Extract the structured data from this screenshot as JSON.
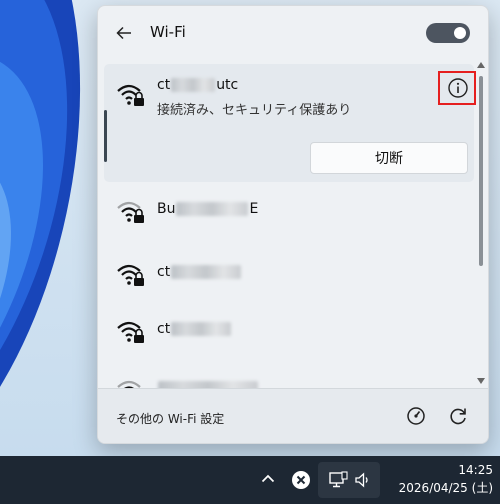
{
  "panel": {
    "title": "Wi-Fi",
    "wifi_enabled": true
  },
  "connected_network": {
    "ssid_prefix": "ct",
    "ssid_suffix": "utc",
    "status": "接続済み、セキュリティ保護あり",
    "disconnect_label": "切断",
    "icon": "wifi-secured-icon"
  },
  "networks": [
    {
      "ssid_prefix": "Bu",
      "ssid_suffix": "E",
      "icon": "wifi-secured-icon"
    },
    {
      "ssid_prefix": "ct",
      "ssid_suffix": "",
      "icon": "wifi-secured-icon"
    },
    {
      "ssid_prefix": "ct",
      "ssid_suffix": "",
      "icon": "wifi-secured-icon"
    },
    {
      "ssid_prefix": "",
      "ssid_suffix": "",
      "icon": "wifi-secured-icon"
    }
  ],
  "footer": {
    "more_settings": "その他の Wi-Fi 設定",
    "icons": [
      "network-settings-icon",
      "refresh-icon"
    ]
  },
  "taskbar": {
    "time": "14:25",
    "date": "2026/04/25 (土)",
    "icons": [
      "chevron-up-icon",
      "close-circle-icon",
      "network-icon",
      "volume-icon"
    ]
  },
  "colors": {
    "highlight": "#e51f1f",
    "taskbar": "#1d2733",
    "toggle_on": "#4d5560"
  }
}
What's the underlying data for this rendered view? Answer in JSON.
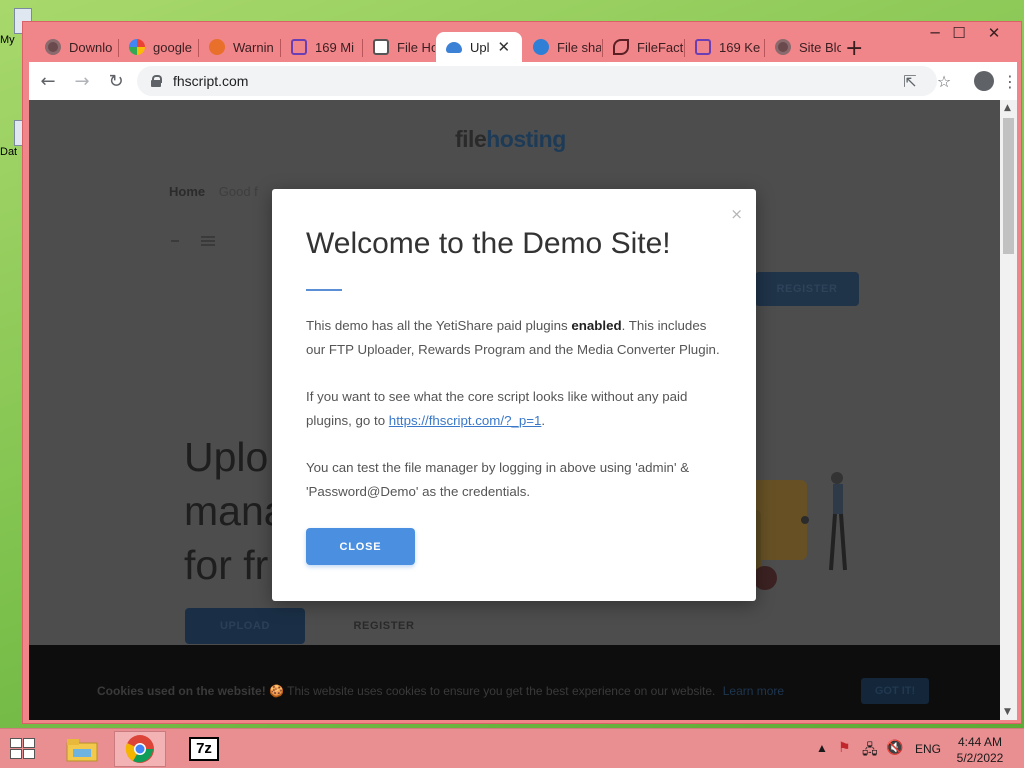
{
  "desktop": {
    "icons": [
      {
        "label": "My",
        "icon": "computer-icon"
      },
      {
        "label": "Dat",
        "icon": "folder-icon"
      }
    ]
  },
  "browser": {
    "tabs": [
      {
        "label": "Downlo",
        "icon": "globe-icon",
        "active": false
      },
      {
        "label": "google",
        "icon": "google-icon",
        "active": false
      },
      {
        "label": "Warnin",
        "icon": "warning-site-icon",
        "active": false
      },
      {
        "label": "169 Mi",
        "icon": "square-site-icon",
        "active": false
      },
      {
        "label": "File Ho",
        "icon": "file-host-icon",
        "active": false
      },
      {
        "label": "Upl",
        "icon": "cloud-upload-icon",
        "active": true
      },
      {
        "label": "File sha",
        "icon": "file-share-icon",
        "active": false
      },
      {
        "label": "FileFact",
        "icon": "filefactory-icon",
        "active": false
      },
      {
        "label": "169 Ke",
        "icon": "square-site-icon",
        "active": false
      },
      {
        "label": "Site Blo",
        "icon": "globe-icon",
        "active": false
      }
    ],
    "new_tab_label": "+",
    "address": "fhscript.com",
    "controls": {
      "minimize": "─",
      "maximize": "☐",
      "close": "✕"
    }
  },
  "page": {
    "logo_a": "file",
    "logo_b": "hosting",
    "breadcrumb_home": "Home",
    "breadcrumb_rest": "Good f",
    "register_top": "REGISTER",
    "hero_lines": [
      "Uplo",
      "mana",
      "for fr"
    ],
    "upload_button": "UPLOAD",
    "register_button": "REGISTER",
    "cookie": {
      "heading": "Cookies used on the website!",
      "emoji": "🍪",
      "text": "This website uses cookies to ensure you get the best experience on our website.",
      "learn_more": "Learn more",
      "got_it": "GOT IT!"
    }
  },
  "modal": {
    "title": "Welcome to the Demo Site!",
    "close_x": "×",
    "p1_pre": "This demo has all the YetiShare paid plugins ",
    "p1_bold": "enabled",
    "p1_post": ". This includes our FTP Uploader, Rewards Program and the Media Converter Plugin.",
    "p2_pre": "If you want to see what the core script looks like without any paid plugins, go to ",
    "p2_link": "https://fhscript.com/?_p=1",
    "p2_post": ".",
    "p3": "You can test the file manager by logging in above using 'admin' & 'Password@Demo' as the credentials.",
    "button": "CLOSE"
  },
  "taskbar": {
    "language": "ENG",
    "time": "4:44 AM",
    "date": "5/2/2022",
    "apps": [
      {
        "name": "file-explorer-icon"
      },
      {
        "name": "chrome-icon"
      },
      {
        "name": "7zip-icon",
        "label": "7z"
      }
    ]
  },
  "colors": {
    "window_frame": "#f0858a",
    "modal_button": "#4a8fe0",
    "link": "#3a78c9",
    "taskbar": "#e98f92"
  }
}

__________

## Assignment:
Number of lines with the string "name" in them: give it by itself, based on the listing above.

## Worked solution:
3